A big black guy got out. The woman and I explained that a young white male had fallen to the sidewalk and gone into convulsions, and that he had entered the Rite-Aid. We described his clothes. The ambulance driver pursed his lips as if we had made a mistake by calling him, or maybe as if the young man had made a mistake by leaving the scene. He was not happy about something, clearly. But he did his duty. He went into the store.

The black woman and I smiled at each other beatifically, with that gratifying sense of group accomplishment. "Happy New Year!" she shouted to me as she went her way.

"God bless you!" I shouted to her.

I went into the bank. When I got out, the ambulance was gone.

"Black." "White." I keep using those words in telling this story. I just want to say, a white man fell to the street in Paterson, New Jersey, and a group of black people gathered round, and did what they could to help him.

I'm not romanticizing Paterson. One of my students was mugged twice in my one day in Paterson. But this happens, too. Black people are kind, are helpful, do the right thing. Enough so that things should be different.

The work of Giovanna Cecchetti
I visited Giovanna, the Italian-American artist who lives upstairs. I had to return to her the blankets that she insisted on lending me when we were without heat or electricity for the better part of two weeks after Hurricane Sandy.

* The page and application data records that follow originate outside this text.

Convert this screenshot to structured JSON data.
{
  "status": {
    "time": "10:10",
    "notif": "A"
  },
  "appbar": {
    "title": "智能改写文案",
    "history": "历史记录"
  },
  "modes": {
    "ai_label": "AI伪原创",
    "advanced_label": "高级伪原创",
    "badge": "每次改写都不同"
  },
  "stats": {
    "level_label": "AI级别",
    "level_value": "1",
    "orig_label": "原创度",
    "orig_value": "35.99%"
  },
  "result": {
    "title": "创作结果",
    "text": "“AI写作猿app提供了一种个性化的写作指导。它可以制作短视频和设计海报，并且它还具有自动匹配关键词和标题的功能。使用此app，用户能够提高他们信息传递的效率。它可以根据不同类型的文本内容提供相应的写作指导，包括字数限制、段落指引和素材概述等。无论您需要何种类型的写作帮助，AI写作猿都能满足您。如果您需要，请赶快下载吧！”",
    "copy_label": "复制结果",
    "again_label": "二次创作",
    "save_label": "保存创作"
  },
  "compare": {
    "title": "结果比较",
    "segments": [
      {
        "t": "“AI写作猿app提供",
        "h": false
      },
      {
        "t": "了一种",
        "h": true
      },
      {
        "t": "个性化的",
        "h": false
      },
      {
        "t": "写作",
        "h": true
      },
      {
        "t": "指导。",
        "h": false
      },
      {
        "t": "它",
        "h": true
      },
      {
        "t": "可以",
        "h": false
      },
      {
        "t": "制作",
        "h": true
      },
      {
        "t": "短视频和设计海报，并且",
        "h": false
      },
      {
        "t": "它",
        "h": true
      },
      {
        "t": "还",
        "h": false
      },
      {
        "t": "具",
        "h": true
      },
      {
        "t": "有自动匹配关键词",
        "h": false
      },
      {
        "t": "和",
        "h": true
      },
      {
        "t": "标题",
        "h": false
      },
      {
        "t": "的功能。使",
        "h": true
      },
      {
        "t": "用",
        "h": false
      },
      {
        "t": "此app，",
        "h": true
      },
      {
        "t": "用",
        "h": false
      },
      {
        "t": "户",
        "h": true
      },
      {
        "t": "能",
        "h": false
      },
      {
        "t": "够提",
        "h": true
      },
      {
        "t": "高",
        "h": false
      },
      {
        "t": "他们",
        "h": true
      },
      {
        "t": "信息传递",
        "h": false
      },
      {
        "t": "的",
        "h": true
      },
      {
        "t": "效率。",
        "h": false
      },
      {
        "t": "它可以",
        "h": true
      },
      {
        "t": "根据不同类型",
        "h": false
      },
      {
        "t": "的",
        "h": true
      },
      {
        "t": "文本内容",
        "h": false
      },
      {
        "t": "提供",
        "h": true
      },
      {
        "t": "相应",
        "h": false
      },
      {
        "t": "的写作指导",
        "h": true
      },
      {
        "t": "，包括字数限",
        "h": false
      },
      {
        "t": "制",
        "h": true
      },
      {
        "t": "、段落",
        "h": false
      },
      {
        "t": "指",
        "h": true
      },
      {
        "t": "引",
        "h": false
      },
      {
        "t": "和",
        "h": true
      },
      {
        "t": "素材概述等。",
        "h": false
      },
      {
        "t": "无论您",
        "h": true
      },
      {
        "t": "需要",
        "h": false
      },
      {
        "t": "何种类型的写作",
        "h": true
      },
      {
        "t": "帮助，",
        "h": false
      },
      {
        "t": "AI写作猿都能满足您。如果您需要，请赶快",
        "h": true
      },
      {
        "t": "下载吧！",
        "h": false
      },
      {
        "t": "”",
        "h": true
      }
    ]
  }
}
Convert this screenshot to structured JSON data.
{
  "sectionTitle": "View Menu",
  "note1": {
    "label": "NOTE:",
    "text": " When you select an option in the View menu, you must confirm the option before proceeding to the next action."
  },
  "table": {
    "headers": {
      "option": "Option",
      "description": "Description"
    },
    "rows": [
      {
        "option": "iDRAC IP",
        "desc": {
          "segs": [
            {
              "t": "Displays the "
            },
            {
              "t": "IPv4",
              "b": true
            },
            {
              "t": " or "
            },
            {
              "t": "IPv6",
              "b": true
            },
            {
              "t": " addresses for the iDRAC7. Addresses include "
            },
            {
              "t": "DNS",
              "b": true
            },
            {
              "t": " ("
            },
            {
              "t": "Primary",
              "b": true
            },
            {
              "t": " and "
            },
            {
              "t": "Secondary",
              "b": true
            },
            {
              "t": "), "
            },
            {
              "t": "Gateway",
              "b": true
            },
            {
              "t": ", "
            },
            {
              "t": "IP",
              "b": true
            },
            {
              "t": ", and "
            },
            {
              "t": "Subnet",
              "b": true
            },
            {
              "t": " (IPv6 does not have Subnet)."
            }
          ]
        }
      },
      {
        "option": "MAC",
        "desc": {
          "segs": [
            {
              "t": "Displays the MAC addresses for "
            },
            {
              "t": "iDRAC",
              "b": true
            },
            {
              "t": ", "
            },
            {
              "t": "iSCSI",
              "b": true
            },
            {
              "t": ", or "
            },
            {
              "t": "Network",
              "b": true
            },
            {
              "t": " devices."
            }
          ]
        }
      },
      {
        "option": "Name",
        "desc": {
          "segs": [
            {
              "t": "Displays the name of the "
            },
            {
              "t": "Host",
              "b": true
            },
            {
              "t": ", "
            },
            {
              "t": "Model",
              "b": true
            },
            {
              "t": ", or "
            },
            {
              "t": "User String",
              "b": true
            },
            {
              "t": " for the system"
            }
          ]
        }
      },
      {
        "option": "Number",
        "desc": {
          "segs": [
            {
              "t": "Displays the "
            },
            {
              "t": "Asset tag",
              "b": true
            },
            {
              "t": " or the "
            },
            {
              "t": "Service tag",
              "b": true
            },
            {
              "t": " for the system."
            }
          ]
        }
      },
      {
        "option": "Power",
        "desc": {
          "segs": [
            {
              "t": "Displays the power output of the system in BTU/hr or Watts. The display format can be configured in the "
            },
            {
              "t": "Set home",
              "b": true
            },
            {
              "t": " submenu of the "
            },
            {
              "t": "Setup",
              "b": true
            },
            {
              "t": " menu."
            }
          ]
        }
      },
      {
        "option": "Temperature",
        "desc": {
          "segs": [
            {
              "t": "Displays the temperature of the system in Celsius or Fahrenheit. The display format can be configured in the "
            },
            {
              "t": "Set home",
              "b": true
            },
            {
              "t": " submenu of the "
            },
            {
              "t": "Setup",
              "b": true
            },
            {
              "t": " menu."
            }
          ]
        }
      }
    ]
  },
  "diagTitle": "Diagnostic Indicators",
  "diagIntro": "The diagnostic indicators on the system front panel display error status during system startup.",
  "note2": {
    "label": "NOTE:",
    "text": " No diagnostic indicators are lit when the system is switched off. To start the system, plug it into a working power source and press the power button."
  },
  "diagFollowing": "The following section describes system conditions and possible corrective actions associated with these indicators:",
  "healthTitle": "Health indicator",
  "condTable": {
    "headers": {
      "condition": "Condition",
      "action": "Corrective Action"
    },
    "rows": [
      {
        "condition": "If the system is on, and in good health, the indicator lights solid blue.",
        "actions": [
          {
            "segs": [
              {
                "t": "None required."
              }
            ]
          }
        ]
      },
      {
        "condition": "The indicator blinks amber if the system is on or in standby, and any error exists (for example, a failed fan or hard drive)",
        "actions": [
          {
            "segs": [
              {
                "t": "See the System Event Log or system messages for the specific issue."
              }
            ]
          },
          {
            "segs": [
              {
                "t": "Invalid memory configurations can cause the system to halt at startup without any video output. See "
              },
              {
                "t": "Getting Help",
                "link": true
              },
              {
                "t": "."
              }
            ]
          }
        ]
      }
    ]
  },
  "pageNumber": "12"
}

I was a bit nervous. Giovanna is an artist. What if I did not like her art? I had been in her apartment only once before, during the Sandy blackout, and I could not see her art then, because there was no light.

Also, Giovanna had told me that she has an attack cat, and I did not want to be attacked.

As soon as I entered the apartment, Giovanna's beautiful but vicious attack cat hissed at me. It's a long-haired black cat.

"Giovanna," I asked. "Why do you have such a vicious cat?"

She explained that Mike, the guy with the ponytail, had rescued Puss from the streets. He asked Giovanna to "foster" her until he found a home for her. It's been seven years.

Puss may have been abused, Giovanna said.

Mike never smiles, he moves like a bullet, and he wears leather jackets. He looks like a professional assassin. I see him putting out food for feral cats.

I wanted to offer Giovanna some thanks for lending me the blankets. I had tucked into them packages of chocolates, some of which had been sent to me by a kind Polish American woman, Anna Siemienowski Brzuza, who wanted to make sure that I'd have a nice package to open on Christmas day.

Giovanna and I chatted a bit. I need not have been nervous; I genuinely liked her artwork. I admired the view from her window. She sees what I see, only from higher up. She took out her binoculars and showed me a squirrel's nest in a tree across the street. She handed me some walnuts in the shell she purchased for the squirrels. I offered to place the walnuts under the tree as Giovanna watched, to see if the squirrels found them.


I'm touched by the love and kindness I witnessed in Paterson yesterday.

Giovanna Cecchetti's webpage is here.

More of her art can be seen here.

A terrific photo, by BC Lorio, of Paterson, NJ Mayor Jeff Jones.
BC Lorio's work can be viewed here.


  1. Scary situation and heart-warming at the same time, that people (strangers) still care. I'm glad you put your feelings into words to share with us. You made me feel "there" watching everything unfold right along with you. I just don't understand about the wad of money. Did the young man drop it and the other 2 people were retrieving it for him, or were they stealing it while he was convulsing?

    1. Anna, thanks so much for reading and commenting. :-)

      My guess is that they were trying to help the guy, and they gave him the money back.